He was just 30 years of age, in apparent good health, and involved in an exciting lacrosse match.– suddenly, he collapsed.
Minutes later, with his Toronto Marlboro teammates watching in stunned disbelief, Lance Isaacs was dead.
Born on the Six Nations Reserve in Ontario, Lance displayed unusual skill and sportsmanship as he and brother Bill rose to stardom with teams in both Canada and the United States.
While still youngsters, the brothers joined Brantford’s Haldimand Rifles of the Ontario Amateur Lacrosse Association, eventually capturing the 1932 Intermediate championship.
During the winter months, the Isaacs and other Six Nations’ athletes toiled with the Rochester Iroquois club in the New York State League.
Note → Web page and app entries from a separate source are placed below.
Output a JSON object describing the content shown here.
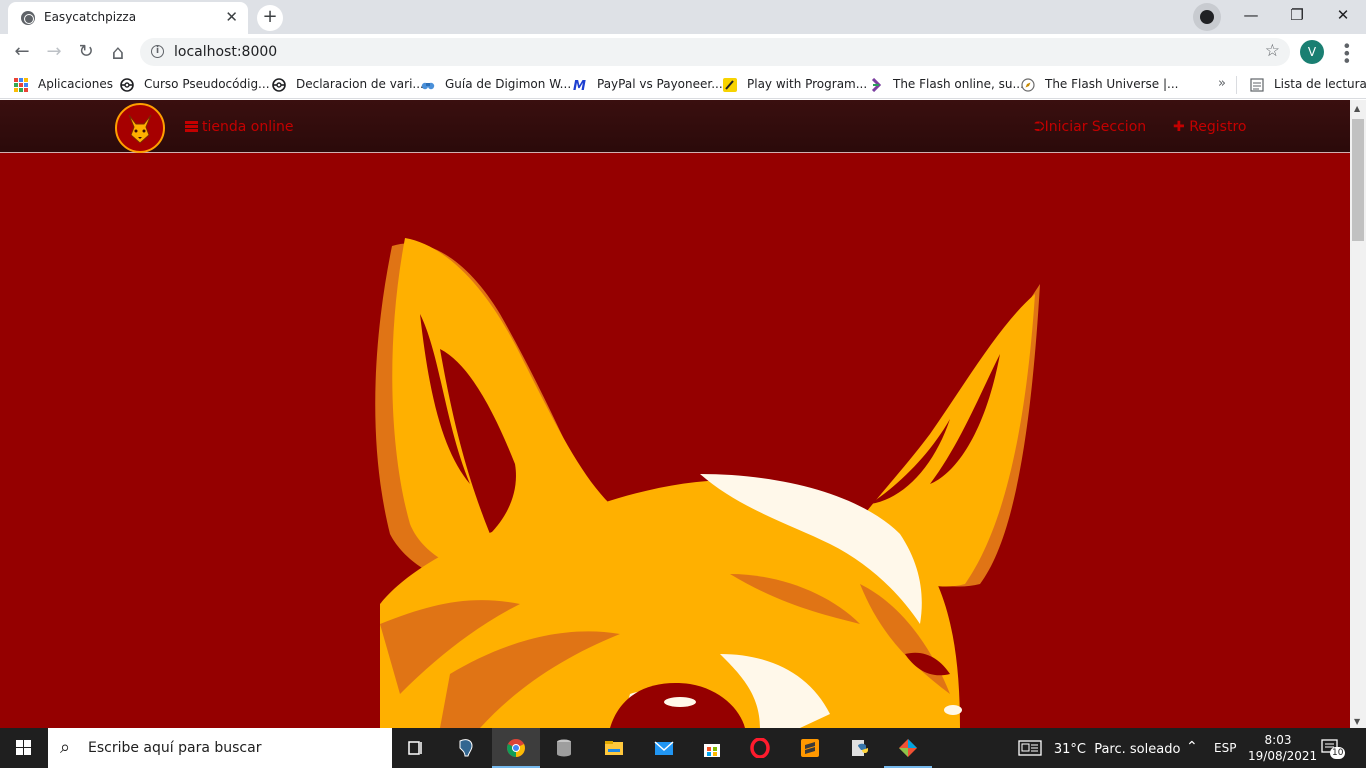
{
  "browser": {
    "tab_title": "Easycatchpizza",
    "tab_close": "✕",
    "new_tab": "+",
    "url": "localhost:8000",
    "profile_initial": "V",
    "window_controls": {
      "minimize": "—",
      "restore": "❐",
      "close": "✕"
    },
    "nav": {
      "back": "←",
      "forward": "→",
      "reload": "↻",
      "home": "⌂"
    },
    "bookmark_star": "☆",
    "bookmarks": [
      {
        "label": "Aplicaciones",
        "icon": "apps-grid-icon"
      },
      {
        "label": "Curso Pseudocódig...",
        "icon": "pokeball-icon"
      },
      {
        "label": "Declaracion de vari...",
        "icon": "pokeball-icon"
      },
      {
        "label": "Guía de Digimon W...",
        "icon": "binoculars-icon"
      },
      {
        "label": "PayPal vs Payoneer...",
        "icon": "m-logo-icon"
      },
      {
        "label": "Play with Program...",
        "icon": "play-logo-icon"
      },
      {
        "label": "The Flash online, su...",
        "icon": "chevron-logo-icon"
      },
      {
        "label": "The Flash Universe |...",
        "icon": "compass-icon"
      }
    ],
    "bookmarks_overflow": "»",
    "reading_list": "Lista de lectura"
  },
  "site": {
    "brand": "tienda online",
    "login": "Iniciar Seccion",
    "register": "Registro",
    "colors": {
      "background": "#950000",
      "navbar": "#2b0a0a",
      "link": "#c40000",
      "fox_orange": "#ffb000",
      "fox_dark_orange": "#e87d10",
      "fox_white": "#fff8ea"
    }
  },
  "taskbar": {
    "search_placeholder": "Escribe aquí para buscar",
    "weather": "31°C  Parc. soleado",
    "language": "ESP",
    "time": "8:03",
    "date": "19/08/2021",
    "notifications": "10",
    "apps": [
      "task-view-icon",
      "postgres-icon",
      "chrome-icon",
      "database-icon",
      "file-explorer-icon",
      "mail-icon",
      "store-icon",
      "opera-icon",
      "sublime-icon",
      "python-icon",
      "git-icon"
    ]
  }
}
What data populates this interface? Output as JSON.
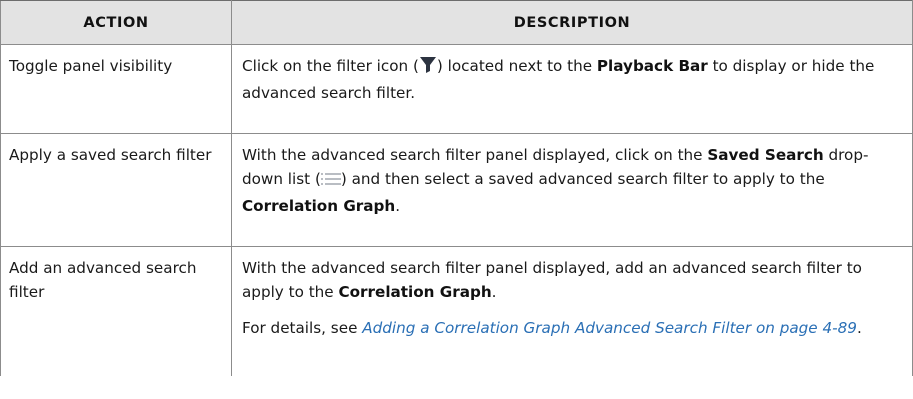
{
  "header": {
    "action": "Action",
    "description": "Description"
  },
  "rows": [
    {
      "action": "Toggle panel visibility",
      "desc_pre": "Click on the filter icon (",
      "desc_icon": "filter-icon",
      "desc_mid": ") located next to the ",
      "desc_bold": "Playback Bar",
      "desc_post": " to display or hide the advanced search filter."
    },
    {
      "action": "Apply a saved search filter",
      "desc_pre": "With the advanced search filter panel displayed, click on the ",
      "desc_bold1": "Saved Search",
      "desc_mid": " drop-down list (",
      "desc_icon": "list-icon",
      "desc_mid2": ") and then select a saved advanced search filter to apply to the ",
      "desc_bold2": "Correlation Graph",
      "desc_post": "."
    },
    {
      "action": "Add an advanced search filter",
      "desc_pre": "With the advanced search filter panel displayed, add an advanced search filter to apply to the ",
      "desc_bold": "Correlation Graph",
      "desc_post": ".",
      "details_pre": "For details, see ",
      "details_link": "Adding a Correlation Graph Advanced Search Filter on page 4-89",
      "details_post": "."
    }
  ],
  "colors": {
    "link": "#2a6fb5",
    "header_bg": "#e3e3e3",
    "border": "#8c8c8c"
  }
}
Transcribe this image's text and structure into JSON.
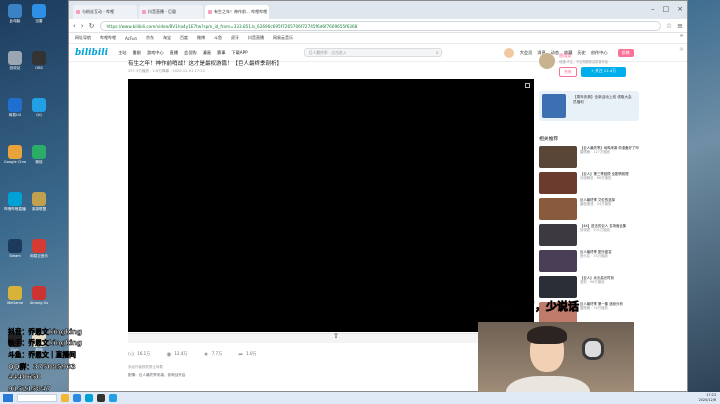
{
  "desktop": {
    "icons": [
      {
        "label": "此电脑",
        "color": "#3b82c4"
      },
      {
        "label": "回收站",
        "color": "#9aa7b3"
      },
      {
        "label": "网易UU",
        "color": "#1f6fd1"
      },
      {
        "label": "Google Chrome",
        "color": "#e8a43b"
      },
      {
        "label": "哔哩哔哩直播姬",
        "color": "#00a1d6"
      },
      {
        "label": "Steam",
        "color": "#1b3a5c"
      },
      {
        "label": "WeGame",
        "color": "#d9b23a"
      },
      {
        "label": "Epic",
        "color": "#222"
      },
      {
        "label": "迅雷",
        "color": "#2d8fe6"
      },
      {
        "label": "OBS",
        "color": "#333"
      },
      {
        "label": "QQ",
        "color": "#21a0e6"
      },
      {
        "label": "微信",
        "color": "#2aae67"
      },
      {
        "label": "英雄联盟",
        "color": "#c2a14e"
      },
      {
        "label": "网易云音乐",
        "color": "#d43c33"
      },
      {
        "label": "Among Us",
        "color": "#c33"
      },
      {
        "label": "原神",
        "color": "#e7e0c8"
      }
    ]
  },
  "browser": {
    "tabs": [
      {
        "label": "与粉丝互动 - 哔哩"
      },
      {
        "label": "抖音直播 - 巨量"
      },
      {
        "label": "有生之年！神作前... 哔哩哔哩",
        "active": true
      }
    ],
    "url": "https://www.bilibili.com/video/BV1ha4y1E7tw?spm_id_from=333.851.b_62696c695f7265706f72745f6d6f7669655f6368",
    "bookmarks": [
      "网址导航",
      "哔哩哔哩",
      "AcFun",
      "京东",
      "淘宝",
      "百度",
      "微博",
      "斗鱼",
      "虎牙",
      "抖音直播",
      "网易云音乐"
    ]
  },
  "site": {
    "logo": "bilibili",
    "nav": [
      "主站",
      "番剧",
      "游戏中心",
      "直播",
      "会员购",
      "漫画",
      "赛事",
      "下载APP"
    ],
    "search_placeholder": "巨人最终季 · 点击进入",
    "right_nav": [
      "大会员",
      "消息",
      "动态",
      "收藏",
      "历史",
      "创作中心"
    ],
    "upload_label": "投稿"
  },
  "video": {
    "title": "有生之年！神作前哨战！这才是最权游篇！【巨人最终季剖析】",
    "meta": "297.3万播放 · 2.6万弹幕 · 2020-12-01 17:23",
    "actions": [
      {
        "icon": "thumb-up-icon",
        "value": "16.1万"
      },
      {
        "icon": "coin-icon",
        "value": "12.4万"
      },
      {
        "icon": "star-icon",
        "value": "7.7万"
      },
      {
        "icon": "share-icon",
        "value": "1.0万"
      }
    ],
    "desc_line1": "未经作者授权禁止转载",
    "desc_line2": "剧情：巨人最终季来袭，前哨战开启"
  },
  "up": {
    "name": "雷鹰桑",
    "desc": "动漫UP主，不定期更新高质量作品",
    "charge_label": "充电",
    "follow_label": "+ 关注 12.4万"
  },
  "ad": {
    "text": "【周年庆典】全新活动上线 领取大会员福利"
  },
  "related": {
    "heading": "相关推荐",
    "items": [
      {
        "title": "【巨人最终季】地鸣来袭 你准备好了吗",
        "meta": "雷鹰桑 · 127万播放",
        "color": "#5a4636"
      },
      {
        "title": "【巨人】第三季回顾 全剧情梳理",
        "meta": "动漫解说 · 88万播放",
        "color": "#6b3b2e"
      },
      {
        "title": "巨人最终季 艾伦的选择",
        "meta": "番剧速递 · 54万播放",
        "color": "#8a5a3c"
      },
      {
        "title": "【4K】进击的巨人 名场面合集",
        "meta": "剪辑君 · 201万播放",
        "color": "#3c3a40"
      },
      {
        "title": "巨人最终季 配乐鉴赏",
        "meta": "音乐区 · 33万播放",
        "color": "#4a3d56"
      },
      {
        "title": "【巨人】兵长高光时刻",
        "meta": "漫剪 · 96万播放",
        "color": "#2b2e36"
      },
      {
        "title": "巨人最终季 第一集 逐帧分析",
        "meta": "雷鹰桑 · 76万播放",
        "color": "#c07a6a"
      },
      {
        "title": "最终季 马莱篇 人物关系",
        "meta": "科普区 · 41万播放",
        "color": "#5b4c3e"
      }
    ]
  },
  "overlays": {
    "caption": "拔牙肿了，少说话",
    "lines": [
      "抖音：乔恩文kingking",
      "快手：乔恩文kingking",
      "斗鱼：乔恩文｜直播间",
      "QQ群：375085963",
      "4440650",
      "915215847"
    ]
  },
  "taskbar": {
    "time": "17:23",
    "date": "2020/12/6"
  }
}
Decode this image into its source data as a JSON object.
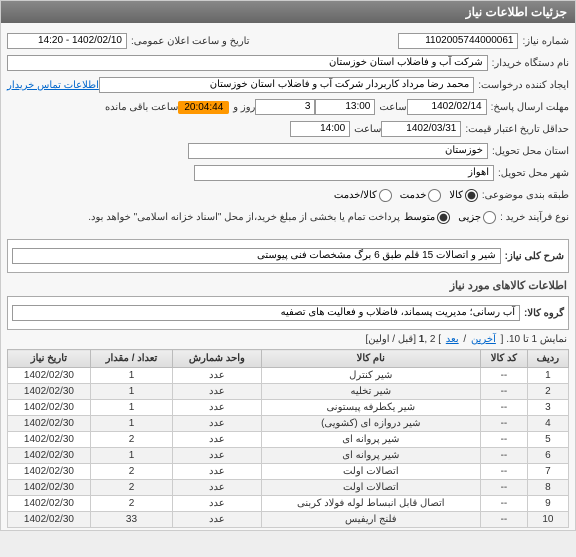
{
  "header": {
    "title": "جزئیات اطلاعات نیاز"
  },
  "form": {
    "need_no_lbl": "شماره نیاز:",
    "need_no": "1102005744000061",
    "announce_lbl": "تاریخ و ساعت اعلان عمومی:",
    "announce": "1402/02/10 - 14:20",
    "buyer_lbl": "نام دستگاه خریدار:",
    "buyer": "شرکت آب و فاضلاب استان خوزستان",
    "creator_lbl": "ایجاد کننده درخواست:",
    "creator": "محمد رضا مرداد کاربردار شرکت آب و فاضلاب استان خوزستان",
    "contact_link": "اطلاعات تماس خریدار",
    "deadline_lbl": "مهلت ارسال پاسخ:",
    "deadline_date": "1402/02/14",
    "saat_lbl": "ساعت",
    "deadline_time": "13:00",
    "rooz_lbl": "روز و",
    "days": "3",
    "countdown": "20:04:44",
    "remaining_lbl": "ساعت باقی مانده",
    "valid_lbl": "حداقل تاریخ اعتبار قیمت:",
    "valid_date": "1402/03/31",
    "valid_time": "14:00",
    "province_lbl": "استان محل تحویل:",
    "province": "خوزستان",
    "city_lbl": "شهر محل تحویل:",
    "city": "اهواز",
    "cat_lbl": "طبقه بندی موضوعی:",
    "cat_opts": {
      "a": "کالا",
      "b": "خدمت",
      "c": "کالا/خدمت"
    },
    "type_lbl": "نوع فرآیند خرید :",
    "type_opts": {
      "a": "جزیی",
      "b": "متوسط"
    },
    "note": "پرداخت تمام یا بخشی از مبلغ خرید،از محل \"اسناد خزانه اسلامی\" خواهد بود."
  },
  "desc": {
    "lbl": "شرح کلی نیاز:",
    "text": "شیر و اتصالات 15 قلم طبق 6 برگ مشخصات فنی پیوستی"
  },
  "items_header": "اطلاعات کالاهای مورد نیاز",
  "group": {
    "lbl": "گروه کالا:",
    "text": "آب رسانی؛ مدیریت پسماند، فاضلاب و فعالیت های تصفیه"
  },
  "paging": {
    "prefix": "نمایش 1 تا 10. [ ",
    "last": "آخرین",
    "sep": " / ",
    "next": "بعد",
    "mid": " ] 2 ,",
    "cur": "1",
    "suffix": " [قبل / اولین]"
  },
  "table": {
    "headers": {
      "row": "ردیف",
      "code": "کد کالا",
      "name": "نام کالا",
      "unit": "واحد شمارش",
      "qty": "تعداد / مقدار",
      "date": "تاریخ نیاز"
    },
    "rows": [
      {
        "r": "1",
        "code": "--",
        "name": "شیر کنترل",
        "unit": "عدد",
        "qty": "1",
        "date": "1402/02/30"
      },
      {
        "r": "2",
        "code": "--",
        "name": "شیر تخلیه",
        "unit": "عدد",
        "qty": "1",
        "date": "1402/02/30"
      },
      {
        "r": "3",
        "code": "--",
        "name": "شیر یکطرفه پیستونی",
        "unit": "عدد",
        "qty": "1",
        "date": "1402/02/30"
      },
      {
        "r": "4",
        "code": "--",
        "name": "شیر دروازه ای (کشویی)",
        "unit": "عدد",
        "qty": "1",
        "date": "1402/02/30"
      },
      {
        "r": "5",
        "code": "--",
        "name": "شیر پروانه ای",
        "unit": "عدد",
        "qty": "2",
        "date": "1402/02/30"
      },
      {
        "r": "6",
        "code": "--",
        "name": "شیر پروانه ای",
        "unit": "عدد",
        "qty": "1",
        "date": "1402/02/30"
      },
      {
        "r": "7",
        "code": "--",
        "name": "اتصالات اولت",
        "unit": "عدد",
        "qty": "2",
        "date": "1402/02/30"
      },
      {
        "r": "8",
        "code": "--",
        "name": "اتصالات اولت",
        "unit": "عدد",
        "qty": "2",
        "date": "1402/02/30"
      },
      {
        "r": "9",
        "code": "--",
        "name": "اتصال قابل انبساط لوله فولاد کربنی",
        "unit": "عدد",
        "qty": "2",
        "date": "1402/02/30"
      },
      {
        "r": "10",
        "code": "--",
        "name": "فلنج اریفیس",
        "unit": "عدد",
        "qty": "33",
        "date": "1402/02/30"
      }
    ]
  }
}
Then, in 1935, both lined up with the Burlington Combines for two seasons before joining the Toronto Marlboros.
On July 19, 1937, the black pall of mortality fell over Maple Leaf Gardens.
Lance showed no signs of ill-health during his many shifts with linemates Bill Brunskill, Smiley Young and brother Bill. But, as the players made their way into the dressing room at halftime, Lance suddenly sat down on the end of the rubbing table, grabbed his chest, and uttered “Hey.”
With that, he fell over backwards in what his shocked teammates thought was a faint. Minutes later, while cradled in his brother’s arms, Lance passed away from what was determined to be heart failure.
Garden officials immediately called off the game and gave the 600 spectators passout checks for a future game. The opposing team, Brampton Excelsiors, paid tribute to the memory of Lance Isaacs by allowing the game to stand as a regular contest, the score being 7-5 for Marlboros at the halfway mark.
It was a magnificent sporting gesture on the part of Excelsiors as Lance Isaacs had scored the seventh and final Marlboro goal just 54 seconds prior to the completion of the second period.